Paula Golombek continues to contribute through her published research in areas of teacher learning and the role of emotions in teacher development in L2 teacher education, sociocultural perspectives on L2 teacher professional development, narrative inquiry as professional development, and language teacher identity. Her work focuses on teachers by making them important partners in her research rather than mere participants. This emphasis has the effect of empowering them. Her encouragement of teachers in their own personal development is also evident in her support of other researchers using narrative inquiry as a way of looking at teacher development and identity formation. That generosity of spirit was evident throughout this interview, and we would like to thank her for her time and patience in allowing us to carry out this interview for the MEXTESOL Journal readers.
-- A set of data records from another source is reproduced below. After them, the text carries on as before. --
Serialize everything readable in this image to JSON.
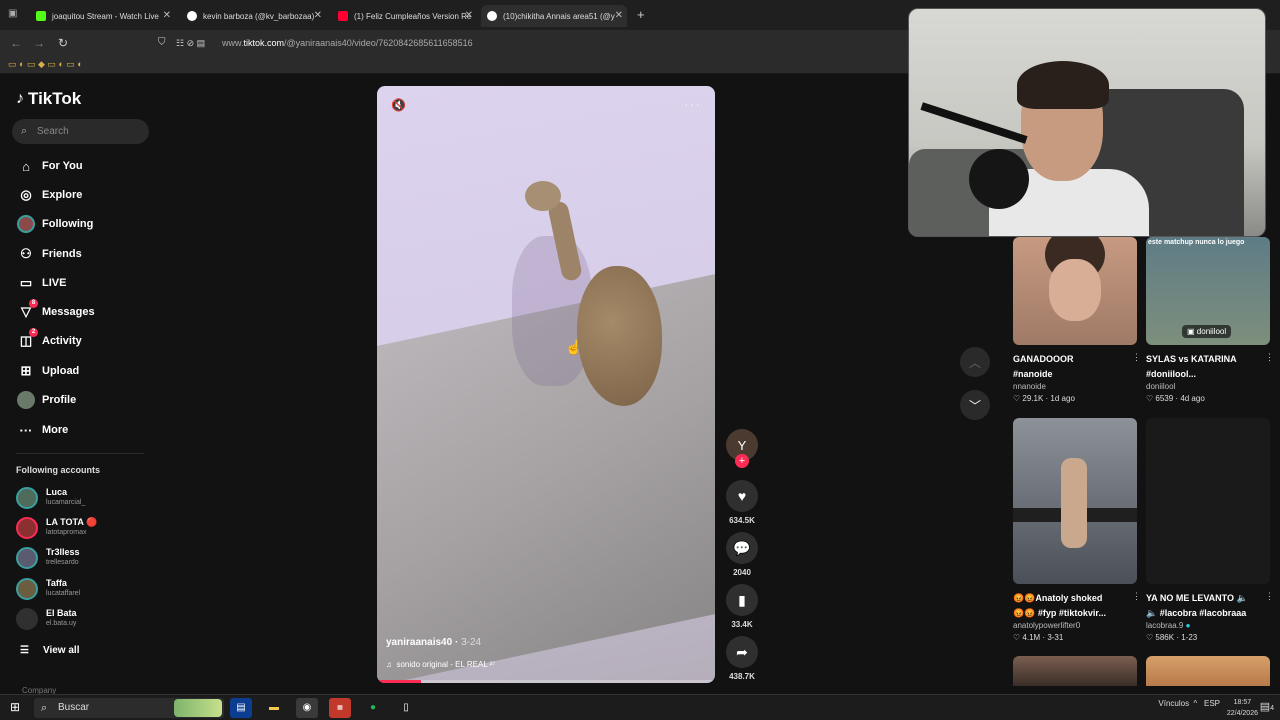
{
  "browser": {
    "tabs": [
      {
        "label": "joaquitou Stream - Watch Live",
        "favicon_color": "#53fc18"
      },
      {
        "label": "kevin barboza (@kv_barbozaa)",
        "favicon_color": "#ffffff"
      },
      {
        "label": "(1) Feliz Cumpleaños Version Re",
        "favicon_color": "#ff0033"
      },
      {
        "label": "(10)chikitha Annais area51 (@y",
        "favicon_color": "#ffffff"
      }
    ],
    "url_prefix": "www.",
    "url_domain": "tiktok.com",
    "url_path": "/@yaniraanais40/video/7620842685611658516"
  },
  "sidebar": {
    "logo": "TikTok",
    "search_placeholder": "Search",
    "nav": [
      {
        "label": "For You",
        "icon": "home-icon"
      },
      {
        "label": "Explore",
        "icon": "compass-icon"
      },
      {
        "label": "Following",
        "icon": "following-avatar-icon"
      },
      {
        "label": "Friends",
        "icon": "friends-icon"
      },
      {
        "label": "LIVE",
        "icon": "live-icon"
      },
      {
        "label": "Messages",
        "icon": "messages-icon",
        "badge": "8"
      },
      {
        "label": "Activity",
        "icon": "activity-icon",
        "badge": "2"
      },
      {
        "label": "Upload",
        "icon": "upload-icon"
      },
      {
        "label": "Profile",
        "icon": "profile-avatar-icon"
      },
      {
        "label": "More",
        "icon": "more-icon"
      }
    ],
    "following_title": "Following accounts",
    "accounts": [
      {
        "name": "Luca",
        "handle": "lucamarcial_",
        "color": "#4f6b5a"
      },
      {
        "name": "LA TOTA 🔴",
        "handle": "latotapromax",
        "color": "#8a3030"
      },
      {
        "name": "Tr3lless",
        "handle": "trellesardo",
        "color": "#5a5a70"
      },
      {
        "name": "Taffa",
        "handle": "lucataffarel",
        "color": "#6b5d40"
      },
      {
        "name": "El Bata",
        "handle": "el.bata.uy",
        "color": "#303030"
      }
    ],
    "view_all": "View all",
    "company": "Company"
  },
  "video": {
    "author": "yaniraanais40",
    "date": "3-24",
    "sound": "sonido original - EL REAL ²⁷",
    "progress": 0.13,
    "avatar_letter": "Y"
  },
  "actions": [
    {
      "icon": "heart-icon",
      "count": "634.5K"
    },
    {
      "icon": "comment-icon",
      "count": "2040"
    },
    {
      "icon": "bookmark-icon",
      "count": "33.4K"
    },
    {
      "icon": "share-icon",
      "count": "438.7K"
    }
  ],
  "recommended": [
    {
      "title": "GANADOOOR",
      "title2": "#nanoide",
      "author": "nnanoide",
      "likes": "29.1K",
      "age": "1d ago",
      "thumb_color": "#b8907a",
      "overlay": ""
    },
    {
      "title": "SYLAS vs KATARINA",
      "title2": "#doniilool...",
      "author": "doniilool",
      "likes": "6539",
      "age": "4d ago",
      "thumb_color": "#6f8a9a",
      "overlay": "este matchup nunca lo juego",
      "tag": "doniilool"
    },
    {
      "title": "😡😡Anatoly shoked",
      "title2": "😡😡 #fyp #tiktokvir...",
      "author": "anatolypowerlifter0",
      "likes": "4.1M",
      "age": "3-31",
      "thumb_color": "#5e6570",
      "overlay": ""
    },
    {
      "title": "YA NO ME LEVANTO 🔈",
      "title2": "🔈 #lacobra #lacobraaa",
      "author": "lacobraa.9",
      "likes": "586K",
      "age": "1-23",
      "thumb_color": "#1a1a1a",
      "overlay": ""
    }
  ],
  "taskbar": {
    "search": "Buscar",
    "tray_label": "Vínculos",
    "lang": "ESP",
    "time": "18:57",
    "date": "22/4/2026",
    "notif_count": "4"
  }
}
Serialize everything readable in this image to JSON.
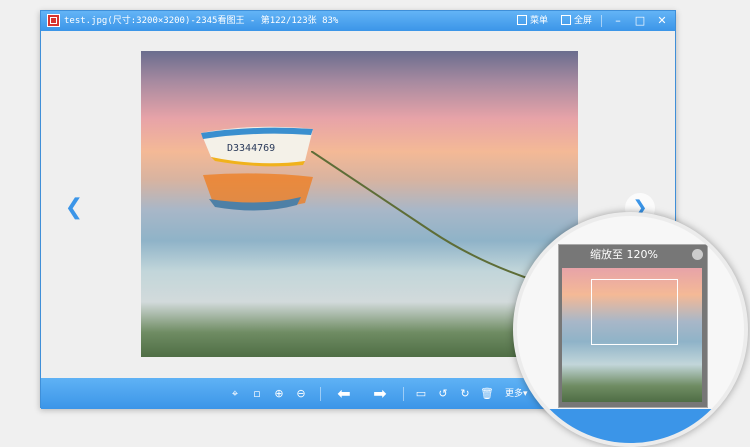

Ban, R. (2016).Book review: The language of responsive mediation for L2 educators: Mindful L2 teacher education. A sociocultural perspective on cultivating teachers’ professional development. MEXTESOL Journal, 40(4), 1-2. Retrieved from http://www.mextesol.net/journal/index.php?page=journal&id_article=1710
Clandinin, D. J., & Connelly, F. M. (2000). Narrative inquiry: Experience and story in qualitative research. San Francisco, CA: Jossey-Bass.
Golombek, P. R., & Johnson, K. E. (2004). Narrative inquiry as a mediational space: Examining emotional and cognitive dissonance in second-language teachers’ development. Teachers and Teaching: Theory and Practice, 10(3), 307-327. doi: 10.1080/1354060042000204388
Golombek, P., & Klager, P. (2015). Play and imagination in developing language teacher identity-in-activity. Ilha do Desterro, 68(1), 17-32. Retrieved from https://periodicos.ufsc.br/index.php/desterro/article/view/2175-8026.2015v68n1p17
Johnson, K.E., & Golombek, P.R. (2002). Teachers’ narrative inquiry as professional development. Cambridge, UK: Cambridge University Press.
Johnson, K.E., & Golombek, P.R. (2003). “Seeing” teacher learning. TESOL Quarterly, 37 (4), 729-737. doi: http://dx.doi.org/10.2307/3588221
Johnson, K. E., & Golombek, P. R. (2016). Mindful L2 teacher education: A sociocultural perspective on cultivating teachers’ professional development. New York, NY: Routledge.
 Paula R. Golombek is Clinical Associate Professor, TESL Certificate Program Coordinator, and Undergraduate Coordinator for the Department of Linguistics at the University of Florida, Gainesville.